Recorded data
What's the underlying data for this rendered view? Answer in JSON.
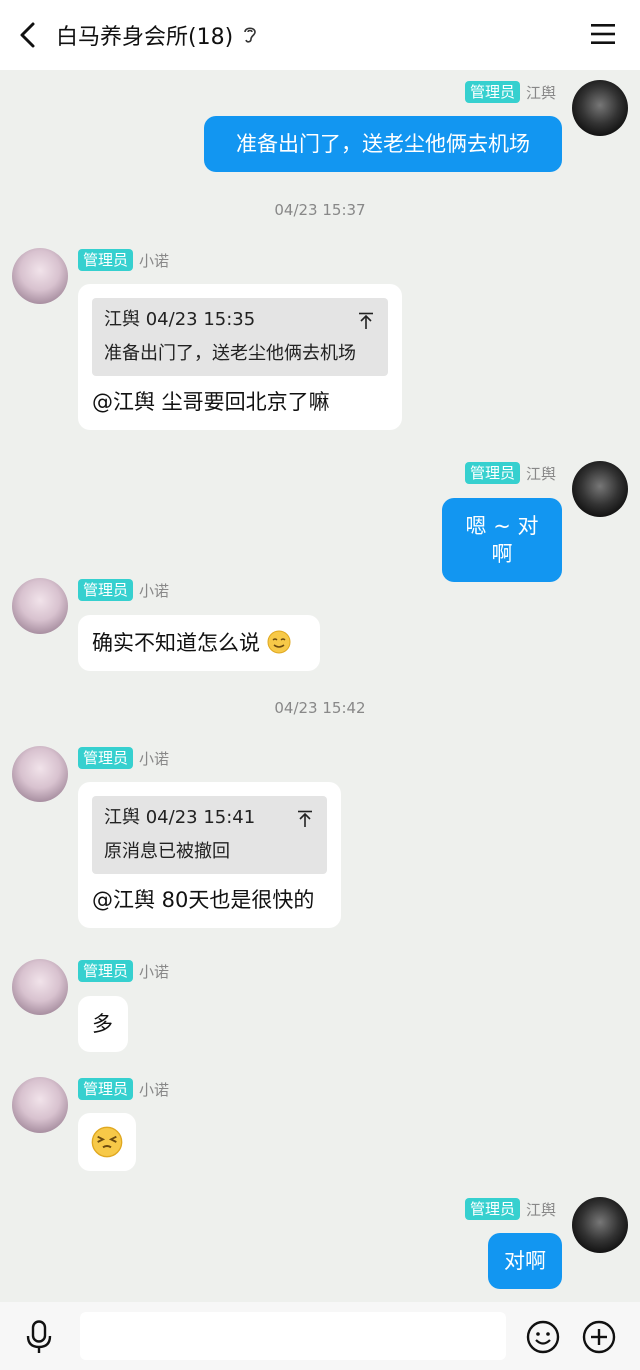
{
  "header": {
    "title": "白马养身会所(18)"
  },
  "messages": {
    "m1": {
      "role": "管理员",
      "name": "江舆",
      "text": "准备出门了，送老尘他俩去机场"
    },
    "t1": "04/23 15:37",
    "m2": {
      "role": "管理员",
      "name": "小诺",
      "quote_head": "江舆 04/23 15:35",
      "quote_body": "准备出门了，送老尘他俩去机场",
      "text": "@江舆 尘哥要回北京了嘛"
    },
    "m3": {
      "role": "管理员",
      "name": "江舆",
      "text": "嗯 ~ 对啊"
    },
    "m4": {
      "role": "管理员",
      "name": "小诺",
      "text": "确实不知道怎么说",
      "emoji": "smile-emoji"
    },
    "t2": "04/23 15:42",
    "m5": {
      "role": "管理员",
      "name": "小诺",
      "quote_head": "江舆 04/23 15:41",
      "quote_body": "原消息已被撤回",
      "text": "@江舆 80天也是很快的"
    },
    "m6": {
      "role": "管理员",
      "name": "小诺",
      "text": "多"
    },
    "m7": {
      "role": "管理员",
      "name": "小诺",
      "emoji": "squint-emoji"
    },
    "m8": {
      "role": "管理员",
      "name": "江舆",
      "text": "对啊"
    }
  },
  "icons": {
    "back": "back-arrow-icon",
    "ear": "ear-icon",
    "menu": "menu-icon",
    "mic": "microphone-icon",
    "smile": "smiley-icon",
    "plus": "plus-circle-icon",
    "quote_arrow": "scroll-to-top-icon"
  },
  "colors": {
    "bubble_blue": "#1296f1",
    "badge": "#36d0cf",
    "chat_bg": "#eef0ed"
  }
}
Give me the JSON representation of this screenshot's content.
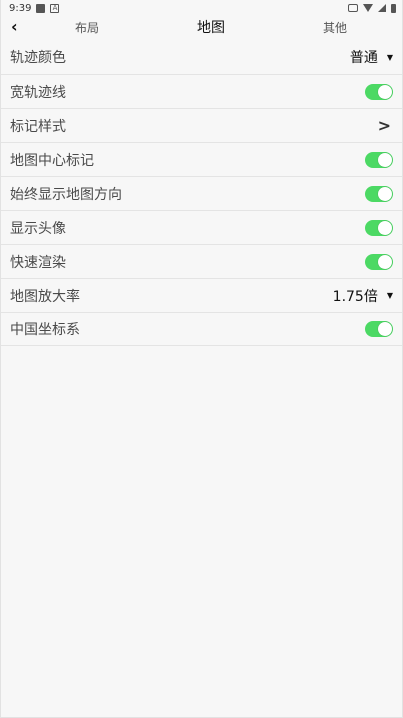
{
  "status_bar": {
    "time": "9:39",
    "icons_left": [
      "notification-square-icon",
      "a-badge-icon"
    ],
    "icons_right": [
      "vibrate-icon",
      "wifi-icon",
      "signal-icon",
      "battery-icon"
    ]
  },
  "header": {
    "back_icon": "back-arrow",
    "tabs": [
      {
        "label": "布局"
      },
      {
        "label": "地图",
        "active": true
      },
      {
        "label": "其他"
      }
    ]
  },
  "settings": {
    "rows": [
      {
        "label": "轨迹颜色",
        "type": "select",
        "value": "普通"
      },
      {
        "label": "宽轨迹线",
        "type": "toggle",
        "on": true
      },
      {
        "label": "标记样式",
        "type": "link"
      },
      {
        "label": "地图中心标记",
        "type": "toggle",
        "on": true
      },
      {
        "label": "始终显示地图方向",
        "type": "toggle",
        "on": true
      },
      {
        "label": "显示头像",
        "type": "toggle",
        "on": true
      },
      {
        "label": "快速渲染",
        "type": "toggle",
        "on": true
      },
      {
        "label": "地图放大率",
        "type": "select",
        "value": "1.75倍"
      },
      {
        "label": "中国坐标系",
        "type": "toggle",
        "on": true
      }
    ]
  },
  "colors": {
    "toggle_on": "#4cd964",
    "background": "#f7f7f7",
    "divider": "#e4e4e4"
  }
}
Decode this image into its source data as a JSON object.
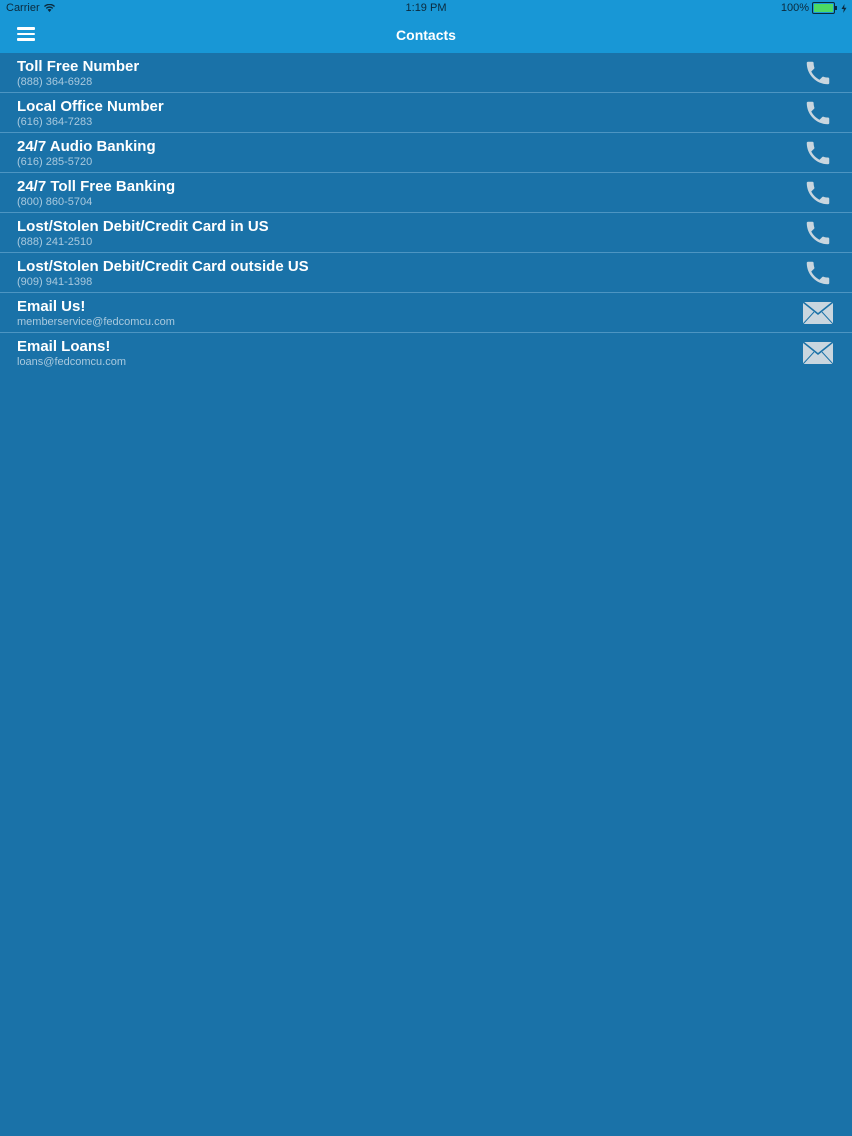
{
  "status_bar": {
    "carrier": "Carrier",
    "time": "1:19 PM",
    "battery": "100%",
    "battery_color": "#4cd964"
  },
  "navbar": {
    "title": "Contacts",
    "menu_icon": "hamburger-menu-icon"
  },
  "contacts": [
    {
      "name": "Toll Free Number",
      "detail": "(888) 364-6928",
      "icon": "phone-icon"
    },
    {
      "name": "Local Office Number",
      "detail": "(616) 364-7283",
      "icon": "phone-icon"
    },
    {
      "name": "24/7 Audio Banking",
      "detail": "(616) 285-5720",
      "icon": "phone-icon"
    },
    {
      "name": "24/7 Toll Free Banking",
      "detail": "(800) 860-5704",
      "icon": "phone-icon"
    },
    {
      "name": "Lost/Stolen Debit/Credit Card in US",
      "detail": "(888) 241-2510",
      "icon": "phone-icon"
    },
    {
      "name": "Lost/Stolen Debit/Credit Card outside US",
      "detail": "(909) 941-1398",
      "icon": "phone-icon"
    },
    {
      "name": "Email Us!",
      "detail": "memberservice@fedcomcu.com",
      "icon": "envelope-icon"
    },
    {
      "name": "Email Loans!",
      "detail": "loans@fedcomcu.com",
      "icon": "envelope-icon"
    }
  ],
  "colors": {
    "background": "#1a72a8",
    "navbar": "#1897d6",
    "icon": "#c9d6df"
  }
}
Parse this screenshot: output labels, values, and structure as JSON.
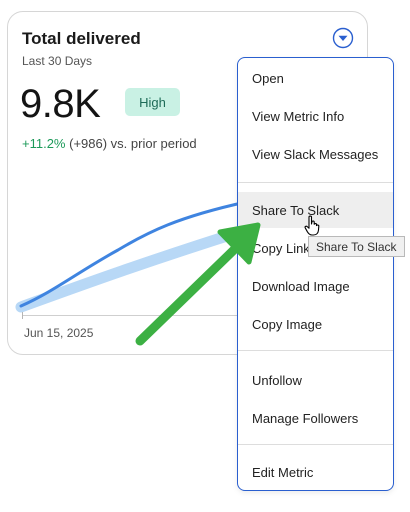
{
  "card": {
    "title": "Total delivered",
    "subtitle": "Last 30 Days",
    "value": "9.8K",
    "badge": "High",
    "delta_pct": "+11.2%",
    "delta_rest": "(+986) vs. prior period",
    "x_axis_start_label": "Jun 15, 2025"
  },
  "menu": {
    "items": [
      "Open",
      "View Metric Info",
      "View Slack Messages",
      "Share To Slack",
      "Copy Link",
      "Download Image",
      "Copy Image",
      "Unfollow",
      "Manage Followers",
      "Edit Metric"
    ],
    "hovered_item": "Share To Slack"
  },
  "tooltip": "Share To Slack",
  "colors": {
    "accent_blue": "#2a5fcf",
    "line_current": "#3f84e0",
    "line_prior": "#b8d8f6",
    "badge_bg": "#c9f1e4",
    "badge_text": "#1d6b57",
    "positive": "#1d9a5a",
    "annotation_arrow": "#3cb043"
  },
  "icons": {
    "menu_toggle": "chevron-down-circle-icon",
    "cursor": "hand-pointer-icon",
    "annotation": "arrow-up-right-icon"
  }
}
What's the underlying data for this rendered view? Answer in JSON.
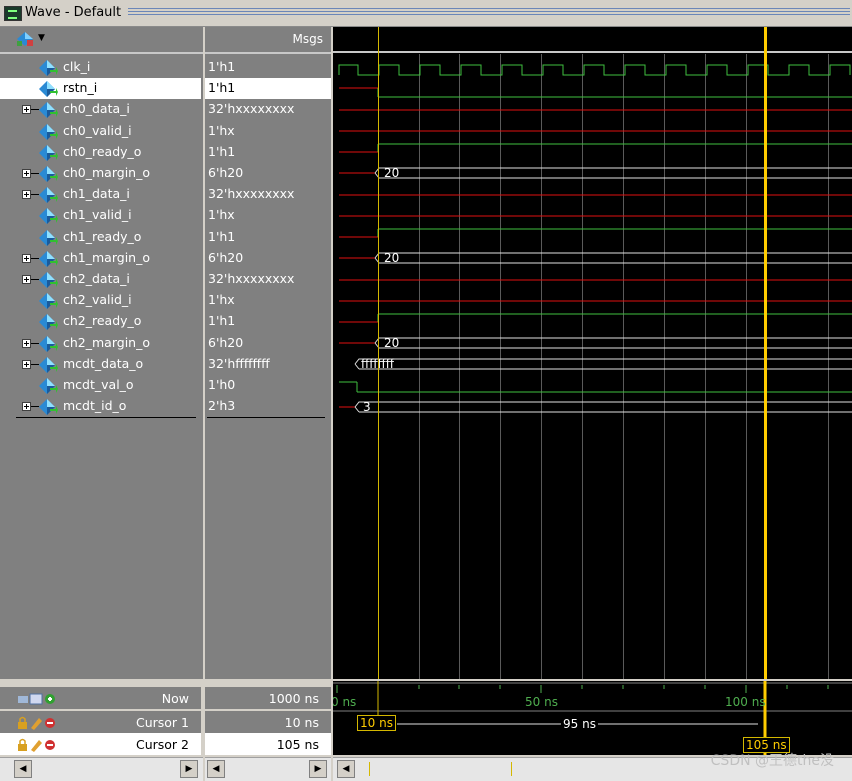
{
  "window": {
    "title": "Wave - Default"
  },
  "header": {
    "msgs_label": "Msgs"
  },
  "signals": [
    {
      "name": "clk_i",
      "value": "1'h1",
      "expandable": false,
      "selected": false
    },
    {
      "name": "rstn_i",
      "value": "1'h1",
      "expandable": false,
      "selected": true
    },
    {
      "name": "ch0_data_i",
      "value": "32'hxxxxxxxx",
      "expandable": true,
      "selected": false
    },
    {
      "name": "ch0_valid_i",
      "value": "1'hx",
      "expandable": false,
      "selected": false
    },
    {
      "name": "ch0_ready_o",
      "value": "1'h1",
      "expandable": false,
      "selected": false
    },
    {
      "name": "ch0_margin_o",
      "value": "6'h20",
      "expandable": true,
      "selected": false
    },
    {
      "name": "ch1_data_i",
      "value": "32'hxxxxxxxx",
      "expandable": true,
      "selected": false
    },
    {
      "name": "ch1_valid_i",
      "value": "1'hx",
      "expandable": false,
      "selected": false
    },
    {
      "name": "ch1_ready_o",
      "value": "1'h1",
      "expandable": false,
      "selected": false
    },
    {
      "name": "ch1_margin_o",
      "value": "6'h20",
      "expandable": true,
      "selected": false
    },
    {
      "name": "ch2_data_i",
      "value": "32'hxxxxxxxx",
      "expandable": true,
      "selected": false
    },
    {
      "name": "ch2_valid_i",
      "value": "1'hx",
      "expandable": false,
      "selected": false
    },
    {
      "name": "ch2_ready_o",
      "value": "1'h1",
      "expandable": false,
      "selected": false
    },
    {
      "name": "ch2_margin_o",
      "value": "6'h20",
      "expandable": true,
      "selected": false
    },
    {
      "name": "mcdt_data_o",
      "value": "32'hffffffff",
      "expandable": true,
      "selected": false
    },
    {
      "name": "mcdt_val_o",
      "value": "1'h0",
      "expandable": false,
      "selected": false
    },
    {
      "name": "mcdt_id_o",
      "value": "2'h3",
      "expandable": true,
      "selected": false
    }
  ],
  "wave_labels": {
    "ch0_margin": "20",
    "ch1_margin": "20",
    "ch2_margin": "20",
    "mcdt_data": "ffffffff",
    "mcdt_id": "3"
  },
  "bottom": {
    "now_label": "Now",
    "now_value": "1000 ns",
    "cursor1_label": "Cursor 1",
    "cursor1_value": "10 ns",
    "cursor2_label": "Cursor 2",
    "cursor2_value": "105 ns",
    "tick_labels": [
      "0 ns",
      "50 ns",
      "100 ns"
    ],
    "cursor1_box": "10 ns",
    "cursor2_box": "105 ns",
    "delta_label": "95 ns"
  },
  "watermark": "CSDN @王德the没",
  "colors": {
    "clock_green": "#3fbf3f",
    "red_signal": "#e01010",
    "bus_white": "#e0e0e0",
    "cursor_yellow": "#ffcc00",
    "time_green": "#4fae4f"
  },
  "icons": {
    "signal": "diamond-arrow-icon",
    "toolbar": "signal-tree-icon",
    "now": "now-icons",
    "cursor": "lock-pencil-delete-icons"
  }
}
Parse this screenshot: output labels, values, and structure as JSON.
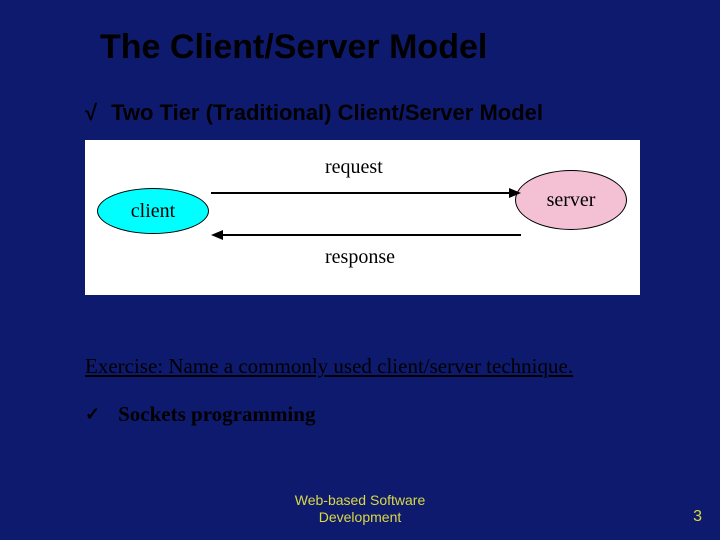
{
  "title": "The Client/Server Model",
  "bullet": {
    "mark": "√",
    "text": "Two Tier (Traditional) Client/Server Model"
  },
  "diagram": {
    "client_label": "client",
    "server_label": "server",
    "top_arrow_label": "request",
    "bottom_arrow_label": "response",
    "client_color": "#00ffff",
    "server_color": "#f4c0d4"
  },
  "exercise_text": "Exercise: Name a commonly used client/server technique.",
  "answer": {
    "mark": "✓",
    "text": "Sockets programming"
  },
  "footer_line1": "Web-based Software",
  "footer_line2": "Development",
  "page_number": "3"
}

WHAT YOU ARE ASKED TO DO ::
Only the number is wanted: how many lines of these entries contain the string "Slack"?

SOLUTION TO THIS EXERCISE ::
4